Posted by Resident 1-Adobe Meadows
a resident of Adobe-Meadow
on Feb 12, 2022 at 8:51 am

Resident 1-Adobe Meadows is a registered user.

McCormick is cited in this article about her concerns on housing - we are not doing enough. Yet she is cited in another article about selling our water to a city in a different county. We get back to the agendas of people who seek elective office who are single focused on some element of an advocacy groups desires vs the taxpayers in the city. That points to the taxpayers who follow a political party set of goals that do not ask the logical questions - if you want more housing then you need all of your water. Time for us to ask the questions and not sign up for "Advocacy - Group Think" which is destroying this state. Time for us to question our legislative elected members as to why they are voting as they do - just being part of the "gang" - or part of logical planning for all of the elements that a state needs to be successful. Top priorities include education for all of the new families, transportation - roads updated, bus lanes added to make El Camino a real transportation success, SAFETY - support for fire and police.

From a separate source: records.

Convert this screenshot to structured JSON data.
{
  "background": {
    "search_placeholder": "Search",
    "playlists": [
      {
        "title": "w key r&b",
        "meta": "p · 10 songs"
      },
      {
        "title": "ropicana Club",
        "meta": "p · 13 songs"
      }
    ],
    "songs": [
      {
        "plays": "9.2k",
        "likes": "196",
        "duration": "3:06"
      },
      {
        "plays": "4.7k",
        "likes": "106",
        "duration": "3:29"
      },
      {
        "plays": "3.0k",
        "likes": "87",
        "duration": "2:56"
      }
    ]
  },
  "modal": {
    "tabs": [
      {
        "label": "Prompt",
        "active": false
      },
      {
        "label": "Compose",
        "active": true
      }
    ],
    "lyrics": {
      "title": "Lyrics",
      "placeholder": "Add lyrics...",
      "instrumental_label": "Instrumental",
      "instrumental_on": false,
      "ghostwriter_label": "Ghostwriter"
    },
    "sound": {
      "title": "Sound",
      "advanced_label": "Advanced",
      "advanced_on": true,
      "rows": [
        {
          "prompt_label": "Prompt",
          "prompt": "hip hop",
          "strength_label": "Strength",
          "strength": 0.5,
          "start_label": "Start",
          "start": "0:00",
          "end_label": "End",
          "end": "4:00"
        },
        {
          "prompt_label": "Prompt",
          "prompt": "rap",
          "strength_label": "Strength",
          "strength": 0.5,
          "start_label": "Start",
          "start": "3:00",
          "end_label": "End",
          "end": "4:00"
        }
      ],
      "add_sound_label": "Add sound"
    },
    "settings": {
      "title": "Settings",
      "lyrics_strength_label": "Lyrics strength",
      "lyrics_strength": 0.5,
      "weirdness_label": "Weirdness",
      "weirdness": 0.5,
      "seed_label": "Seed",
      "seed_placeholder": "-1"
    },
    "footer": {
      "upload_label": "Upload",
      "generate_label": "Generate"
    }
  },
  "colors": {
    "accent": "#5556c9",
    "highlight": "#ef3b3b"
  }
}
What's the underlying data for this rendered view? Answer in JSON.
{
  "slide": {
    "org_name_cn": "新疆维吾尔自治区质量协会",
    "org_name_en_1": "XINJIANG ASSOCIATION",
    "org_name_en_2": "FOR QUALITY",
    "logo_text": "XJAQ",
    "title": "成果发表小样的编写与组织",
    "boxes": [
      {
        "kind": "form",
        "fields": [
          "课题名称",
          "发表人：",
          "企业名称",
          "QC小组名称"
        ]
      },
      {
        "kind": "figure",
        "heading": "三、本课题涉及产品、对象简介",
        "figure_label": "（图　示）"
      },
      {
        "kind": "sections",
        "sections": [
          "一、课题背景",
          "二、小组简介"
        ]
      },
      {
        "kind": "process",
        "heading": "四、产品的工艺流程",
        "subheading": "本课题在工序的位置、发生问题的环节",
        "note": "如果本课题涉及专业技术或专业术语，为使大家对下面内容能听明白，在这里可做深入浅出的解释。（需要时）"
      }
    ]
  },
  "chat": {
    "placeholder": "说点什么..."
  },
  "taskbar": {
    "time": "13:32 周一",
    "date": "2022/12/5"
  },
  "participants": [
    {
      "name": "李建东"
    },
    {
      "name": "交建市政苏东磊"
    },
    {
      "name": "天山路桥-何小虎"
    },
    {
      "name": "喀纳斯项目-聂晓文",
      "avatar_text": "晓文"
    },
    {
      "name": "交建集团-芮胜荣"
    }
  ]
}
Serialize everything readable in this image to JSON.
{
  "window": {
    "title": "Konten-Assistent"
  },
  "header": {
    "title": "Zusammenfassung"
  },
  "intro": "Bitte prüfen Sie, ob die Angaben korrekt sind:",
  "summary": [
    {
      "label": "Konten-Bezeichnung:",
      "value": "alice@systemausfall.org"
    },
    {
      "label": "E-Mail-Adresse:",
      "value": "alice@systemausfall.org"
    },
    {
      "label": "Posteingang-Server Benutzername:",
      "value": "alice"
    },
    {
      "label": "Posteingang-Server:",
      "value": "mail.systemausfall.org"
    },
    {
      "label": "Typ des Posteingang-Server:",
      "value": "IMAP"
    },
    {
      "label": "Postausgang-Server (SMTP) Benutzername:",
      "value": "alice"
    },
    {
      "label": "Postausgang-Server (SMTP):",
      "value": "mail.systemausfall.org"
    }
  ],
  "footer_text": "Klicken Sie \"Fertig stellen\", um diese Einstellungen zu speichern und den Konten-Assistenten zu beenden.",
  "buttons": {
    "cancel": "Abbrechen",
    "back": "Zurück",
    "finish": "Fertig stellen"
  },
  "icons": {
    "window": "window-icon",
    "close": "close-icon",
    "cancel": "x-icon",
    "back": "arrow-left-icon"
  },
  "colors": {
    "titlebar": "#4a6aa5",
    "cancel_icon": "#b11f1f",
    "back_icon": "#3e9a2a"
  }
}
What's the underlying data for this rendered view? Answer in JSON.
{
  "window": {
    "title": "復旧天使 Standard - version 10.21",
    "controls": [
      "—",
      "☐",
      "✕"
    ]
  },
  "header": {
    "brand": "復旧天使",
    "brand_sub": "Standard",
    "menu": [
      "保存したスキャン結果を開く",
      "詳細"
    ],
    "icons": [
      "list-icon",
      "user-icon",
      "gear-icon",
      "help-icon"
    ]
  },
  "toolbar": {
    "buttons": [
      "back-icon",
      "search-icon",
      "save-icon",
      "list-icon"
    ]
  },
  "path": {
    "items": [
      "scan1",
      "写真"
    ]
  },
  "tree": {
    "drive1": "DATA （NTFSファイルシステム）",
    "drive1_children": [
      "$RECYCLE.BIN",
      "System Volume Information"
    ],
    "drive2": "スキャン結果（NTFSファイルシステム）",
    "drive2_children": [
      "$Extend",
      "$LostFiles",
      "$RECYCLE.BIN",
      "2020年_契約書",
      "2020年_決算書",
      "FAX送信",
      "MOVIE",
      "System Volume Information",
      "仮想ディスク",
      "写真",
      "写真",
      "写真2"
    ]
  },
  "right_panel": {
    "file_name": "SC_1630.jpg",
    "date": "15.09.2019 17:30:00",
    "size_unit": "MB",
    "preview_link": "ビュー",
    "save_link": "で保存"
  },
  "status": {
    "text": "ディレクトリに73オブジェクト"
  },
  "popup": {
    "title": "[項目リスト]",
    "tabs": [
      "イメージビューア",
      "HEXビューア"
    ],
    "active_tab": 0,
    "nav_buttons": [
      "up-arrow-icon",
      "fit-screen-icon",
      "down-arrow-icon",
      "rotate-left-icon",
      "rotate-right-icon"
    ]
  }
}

What does the city think they are going to do about CLIMATE? A city this size does not control climate - climate is controlled by the high level jet stream at upper levels. If you cannot figure that out look at your newspaper that has a whole page dedicated to the jet stream and it's effect on rain, snow, air movement. Just try keeping "junk" out of the water system, the bay, and streets.